### [Work order]
Scan the material and copy out each line where the word "icon" occurs.

### [Records for processing]
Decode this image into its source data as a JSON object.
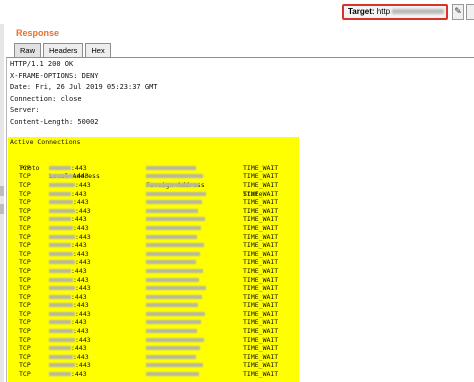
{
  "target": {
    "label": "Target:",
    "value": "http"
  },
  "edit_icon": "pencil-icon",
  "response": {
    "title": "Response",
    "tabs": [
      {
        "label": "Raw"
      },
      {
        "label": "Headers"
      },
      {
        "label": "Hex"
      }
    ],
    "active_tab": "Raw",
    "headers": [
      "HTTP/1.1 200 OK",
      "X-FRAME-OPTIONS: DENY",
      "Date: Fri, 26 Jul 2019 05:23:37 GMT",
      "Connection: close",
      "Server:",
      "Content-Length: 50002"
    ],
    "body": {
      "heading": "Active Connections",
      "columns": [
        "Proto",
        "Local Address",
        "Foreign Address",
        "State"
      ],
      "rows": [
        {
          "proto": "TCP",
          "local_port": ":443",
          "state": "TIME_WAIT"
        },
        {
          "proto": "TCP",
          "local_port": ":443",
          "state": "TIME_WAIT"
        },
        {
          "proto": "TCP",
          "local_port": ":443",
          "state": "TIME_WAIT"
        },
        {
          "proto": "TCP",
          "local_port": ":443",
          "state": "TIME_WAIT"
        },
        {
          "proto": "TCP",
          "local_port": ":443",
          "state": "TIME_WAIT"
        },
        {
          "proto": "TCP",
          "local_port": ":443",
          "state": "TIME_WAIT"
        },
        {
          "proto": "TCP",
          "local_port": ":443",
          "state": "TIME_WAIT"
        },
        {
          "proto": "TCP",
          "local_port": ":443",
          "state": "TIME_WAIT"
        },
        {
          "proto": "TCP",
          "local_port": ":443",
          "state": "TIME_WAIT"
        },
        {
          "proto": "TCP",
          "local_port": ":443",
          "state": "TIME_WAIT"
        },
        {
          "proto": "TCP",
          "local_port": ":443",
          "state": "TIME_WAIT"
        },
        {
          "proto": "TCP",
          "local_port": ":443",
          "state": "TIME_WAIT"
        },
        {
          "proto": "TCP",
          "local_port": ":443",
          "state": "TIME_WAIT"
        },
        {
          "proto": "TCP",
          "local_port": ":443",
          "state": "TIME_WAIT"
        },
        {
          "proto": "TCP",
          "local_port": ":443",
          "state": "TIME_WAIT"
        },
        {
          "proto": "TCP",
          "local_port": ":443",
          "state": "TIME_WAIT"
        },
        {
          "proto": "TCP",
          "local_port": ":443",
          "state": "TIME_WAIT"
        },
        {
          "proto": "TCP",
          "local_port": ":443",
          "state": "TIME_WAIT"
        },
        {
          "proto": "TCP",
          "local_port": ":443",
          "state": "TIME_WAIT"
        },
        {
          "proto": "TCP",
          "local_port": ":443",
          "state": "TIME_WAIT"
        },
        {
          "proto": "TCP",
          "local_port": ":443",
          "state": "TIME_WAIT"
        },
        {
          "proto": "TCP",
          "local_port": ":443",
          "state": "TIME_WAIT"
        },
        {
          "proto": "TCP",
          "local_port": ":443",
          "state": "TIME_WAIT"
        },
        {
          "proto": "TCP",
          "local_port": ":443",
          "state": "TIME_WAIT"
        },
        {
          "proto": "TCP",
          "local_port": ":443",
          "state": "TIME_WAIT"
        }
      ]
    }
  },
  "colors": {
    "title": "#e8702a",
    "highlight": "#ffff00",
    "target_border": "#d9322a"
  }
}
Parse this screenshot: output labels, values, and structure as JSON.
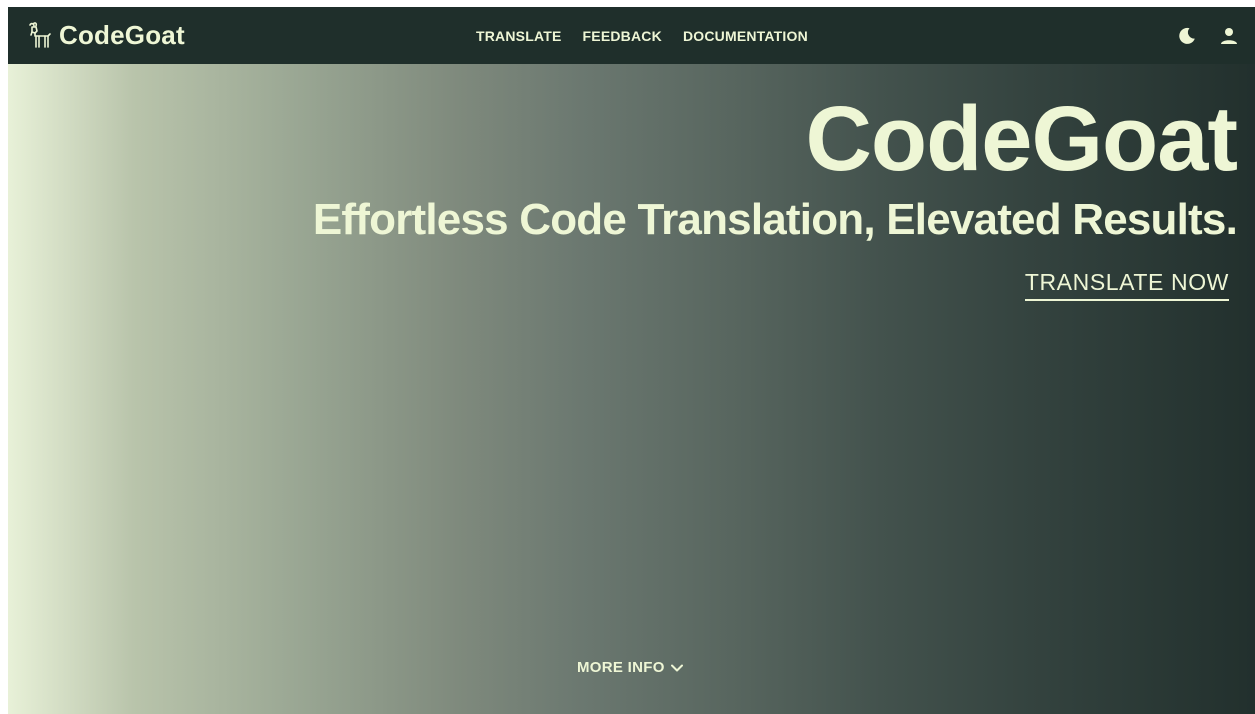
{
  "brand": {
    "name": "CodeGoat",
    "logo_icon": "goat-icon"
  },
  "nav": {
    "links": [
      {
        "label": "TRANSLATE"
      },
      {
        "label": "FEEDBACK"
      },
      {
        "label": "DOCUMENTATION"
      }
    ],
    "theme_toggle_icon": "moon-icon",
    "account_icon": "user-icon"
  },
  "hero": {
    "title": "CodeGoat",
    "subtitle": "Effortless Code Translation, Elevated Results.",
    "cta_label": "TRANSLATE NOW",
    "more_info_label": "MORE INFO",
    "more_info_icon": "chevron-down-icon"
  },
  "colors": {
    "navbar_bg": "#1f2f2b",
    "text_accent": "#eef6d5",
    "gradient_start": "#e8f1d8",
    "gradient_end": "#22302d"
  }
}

### [Result for this exercise]
  "edit_icon": "pencil-icon",
    "logo_icon": "goat-icon"
    "theme_toggle_icon": "moon-icon",
    "account_icon": "user-icon"
    "more_info_icon": "chevron-down-icon"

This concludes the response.